In the embodiment according to FIG. 1, various lenses L1, L2, . . . , Ln are shown. If only a small range of height h of the level 2 has to be covered, a common single lens L may be used for all fiber sets F, R. This is illustrated in FIG. 3. In this embodiment, only the lower portion of the common lens L is immersed into the liquid 4. Therefore, only the focussing effect relating to the first fiber set F1, R1 is offset. The lens L may be, for instance, a bi-convex lens, as illustrated.
In FIG. 3 is also shown that the liquid level indicator may contain a single light source A for emitting light to all n first fibers F1, F2, . . . , Fn. The light is focussed by a focussing device P onto the light input ends of the first fibers F1, F2, . . . , Fn. These input ends may preferably be bundled together. The focussing device P may be a lens system.
While the forms of the liquid level indicator herein described constitute preferred embodiments of the invention, it is to be understood that the invention is not limited to these precise forms of assembly, and that a variety of changes may be made therein without departing from the scope of the invention.
|1||*||K. A. James et al., "Fiber Optics: The Way to True Digital Sensors?", Control Engineering, Feb. 1979, pp. 30-33.|
|Citing Patent||Filing date||Publication date||Applicant||Title|
|US4620181 *||Nov 9, 1984||Oct 28, 1986||Sackett Robert L||Pool alarm system|
|US4680475 *||Jul 31, 1985||Jul 14, 1987||Markland Specialty Engineering Ltd.||Apparatus for detecting an interface in fluids utilizing plural multiplexed light emitters and receivers|
|US4692144 *||Apr 4, 1986||Sep 8, 1987||Alza Corporation||System for providing intravenously administrable drug formulation|
|US4701751 *||Aug 8, 1986||Oct 20, 1987||Sackett Robert L||Pool alarm system|
|US4745929 *||Feb 11, 1987||May 24, 1988||The Kendall Company||Liquid drainage system with light emitters and detectors|
|US4774676 *||Nov 7, 1984||Sep 27, 1988||Waukee Engineering Company||Linear digital flowmeter|
|US4821558 *||May 1, 1987||Apr 18, 1989||Abbott Laboratories||Ultrasonic detector|
|US4880990 *||Jun 13, 1988||Nov 14, 1989||Imo Industries, Inc.||Optical liquid-level sensing apparatus|
|US4944191 *||Mar 7, 1989||Jul 31, 1990||Abbott Laboratories||Ultrasonic detector|
|US4950885 *||May 8, 1989||Aug 21, 1990||I.V.P. Co.||Fluid coupled fiber optic sensor|
|US5063778 *||Jul 2, 1990||Nov 12, 1991||Jorritsma Johannes N||Apparatus for measuring the level of a liquid in a wetwell|
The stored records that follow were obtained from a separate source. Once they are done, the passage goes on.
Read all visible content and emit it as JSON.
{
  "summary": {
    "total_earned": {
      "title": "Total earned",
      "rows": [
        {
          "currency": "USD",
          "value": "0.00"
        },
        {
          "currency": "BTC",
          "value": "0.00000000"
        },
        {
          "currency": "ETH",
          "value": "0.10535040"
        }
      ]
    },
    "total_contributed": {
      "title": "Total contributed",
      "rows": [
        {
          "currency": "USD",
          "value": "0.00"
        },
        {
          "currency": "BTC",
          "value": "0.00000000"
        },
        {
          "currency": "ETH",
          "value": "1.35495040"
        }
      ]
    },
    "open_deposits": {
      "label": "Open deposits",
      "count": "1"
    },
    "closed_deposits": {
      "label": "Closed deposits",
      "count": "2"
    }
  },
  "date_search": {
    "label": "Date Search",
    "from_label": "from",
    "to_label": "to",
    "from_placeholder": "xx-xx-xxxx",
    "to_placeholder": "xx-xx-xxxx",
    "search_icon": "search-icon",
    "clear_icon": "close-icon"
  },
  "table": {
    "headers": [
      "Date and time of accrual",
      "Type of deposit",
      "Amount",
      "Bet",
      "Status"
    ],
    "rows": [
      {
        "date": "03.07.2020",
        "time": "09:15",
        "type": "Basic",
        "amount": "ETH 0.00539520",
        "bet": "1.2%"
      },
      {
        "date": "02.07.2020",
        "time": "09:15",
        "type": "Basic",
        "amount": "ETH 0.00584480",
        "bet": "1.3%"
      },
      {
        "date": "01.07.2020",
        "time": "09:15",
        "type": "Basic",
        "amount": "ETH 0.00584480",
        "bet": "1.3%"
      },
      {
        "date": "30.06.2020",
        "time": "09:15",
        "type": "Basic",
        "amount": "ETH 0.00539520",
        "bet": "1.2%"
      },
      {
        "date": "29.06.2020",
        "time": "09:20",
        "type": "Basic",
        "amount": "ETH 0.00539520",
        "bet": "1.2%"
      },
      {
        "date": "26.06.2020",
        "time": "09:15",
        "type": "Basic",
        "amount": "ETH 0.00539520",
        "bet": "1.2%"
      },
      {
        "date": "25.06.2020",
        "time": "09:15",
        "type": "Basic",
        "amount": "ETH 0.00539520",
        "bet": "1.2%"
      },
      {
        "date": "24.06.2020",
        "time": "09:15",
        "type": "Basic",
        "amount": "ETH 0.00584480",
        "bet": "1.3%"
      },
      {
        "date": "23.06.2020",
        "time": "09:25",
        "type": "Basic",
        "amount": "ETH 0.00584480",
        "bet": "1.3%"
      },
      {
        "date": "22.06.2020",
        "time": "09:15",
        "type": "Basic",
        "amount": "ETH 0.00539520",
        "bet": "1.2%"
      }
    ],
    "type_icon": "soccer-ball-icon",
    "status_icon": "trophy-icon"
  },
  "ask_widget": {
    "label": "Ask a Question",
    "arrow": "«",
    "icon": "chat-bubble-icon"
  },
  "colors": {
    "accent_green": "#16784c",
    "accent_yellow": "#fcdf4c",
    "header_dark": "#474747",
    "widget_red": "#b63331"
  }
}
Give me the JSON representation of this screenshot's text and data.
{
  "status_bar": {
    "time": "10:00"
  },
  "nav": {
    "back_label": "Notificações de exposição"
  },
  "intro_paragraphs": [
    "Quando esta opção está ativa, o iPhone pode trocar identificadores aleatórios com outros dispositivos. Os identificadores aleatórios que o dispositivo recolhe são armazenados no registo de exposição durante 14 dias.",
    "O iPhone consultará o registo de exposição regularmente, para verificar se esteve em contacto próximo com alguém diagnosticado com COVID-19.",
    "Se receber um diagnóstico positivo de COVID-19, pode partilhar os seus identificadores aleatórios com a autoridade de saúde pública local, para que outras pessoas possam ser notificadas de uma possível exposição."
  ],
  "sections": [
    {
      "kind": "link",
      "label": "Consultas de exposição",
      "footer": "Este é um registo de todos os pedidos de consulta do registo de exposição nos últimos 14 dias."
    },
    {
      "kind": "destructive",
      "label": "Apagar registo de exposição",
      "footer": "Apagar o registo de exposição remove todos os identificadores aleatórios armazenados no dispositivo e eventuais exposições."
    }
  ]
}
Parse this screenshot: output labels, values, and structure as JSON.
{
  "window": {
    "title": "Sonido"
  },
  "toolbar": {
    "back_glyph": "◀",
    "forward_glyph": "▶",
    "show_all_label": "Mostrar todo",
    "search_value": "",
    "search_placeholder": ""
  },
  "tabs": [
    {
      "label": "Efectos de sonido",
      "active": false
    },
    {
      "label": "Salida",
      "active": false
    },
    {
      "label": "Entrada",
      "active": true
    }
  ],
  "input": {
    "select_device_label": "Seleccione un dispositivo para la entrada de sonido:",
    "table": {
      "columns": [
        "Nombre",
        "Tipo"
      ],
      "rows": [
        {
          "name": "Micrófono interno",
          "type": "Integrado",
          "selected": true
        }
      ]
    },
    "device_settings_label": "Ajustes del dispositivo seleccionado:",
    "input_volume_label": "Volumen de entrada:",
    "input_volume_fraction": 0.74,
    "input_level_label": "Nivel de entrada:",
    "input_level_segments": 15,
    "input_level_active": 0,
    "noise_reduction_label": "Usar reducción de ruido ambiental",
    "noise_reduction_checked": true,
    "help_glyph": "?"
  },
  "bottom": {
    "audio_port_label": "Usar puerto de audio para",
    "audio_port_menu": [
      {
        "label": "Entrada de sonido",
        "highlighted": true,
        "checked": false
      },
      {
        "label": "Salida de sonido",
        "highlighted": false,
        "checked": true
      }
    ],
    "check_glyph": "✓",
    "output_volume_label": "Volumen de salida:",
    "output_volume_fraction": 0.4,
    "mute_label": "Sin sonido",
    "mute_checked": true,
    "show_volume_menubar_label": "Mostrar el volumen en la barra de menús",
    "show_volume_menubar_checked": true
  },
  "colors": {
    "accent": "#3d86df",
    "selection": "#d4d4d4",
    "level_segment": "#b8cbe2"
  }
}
|US5072616 *||Jun 16, 1989||Dec 17, 1991||The Babcock & Wilcox Company||Fiber optic level alarm|
|US5257539 *||May 21, 1992||Nov 2, 1993||Gale Danny E||Electronic oil level indicator|
|US7710567 *||Jan 30, 2007||May 4, 2010||Strube, Inc.||Systems and methods for determining level and/or type of a fluid|
|US8362436||Mar 14, 2007||Jan 29, 2013||Advanced Precision Inc.||Electro-optic fluid quantity measurement system|
|US20040021100 *||Apr 14, 2003||Feb 5, 2004||Mikhail Gouzman||Fiber-optic sensor for measuring level of fluid|
|U.S. Classification||250/577, 73/293|
|Feb 20, 1981||AS||Assignment|
Owner name: SIEMENS CORPORATION, 186 WOOD AVENUE SOUTH, ISELIN
Free format text: ASSIGNMENT OF ASSIGNORS INTEREST.;ASSIGNOR:RUELL HARTWIG;REEL/FRAME:003869/0102
Effective date: 19810126
|May 20, 1986||REMI||Maintenance fee reminder mailed|
|Oct 19, 1986||LAPS||Lapse for failure to pay maintenance fees|
|Jan 6, 1987||FP||Expired due to failure to pay maintenance fee|
Effective date: 19861019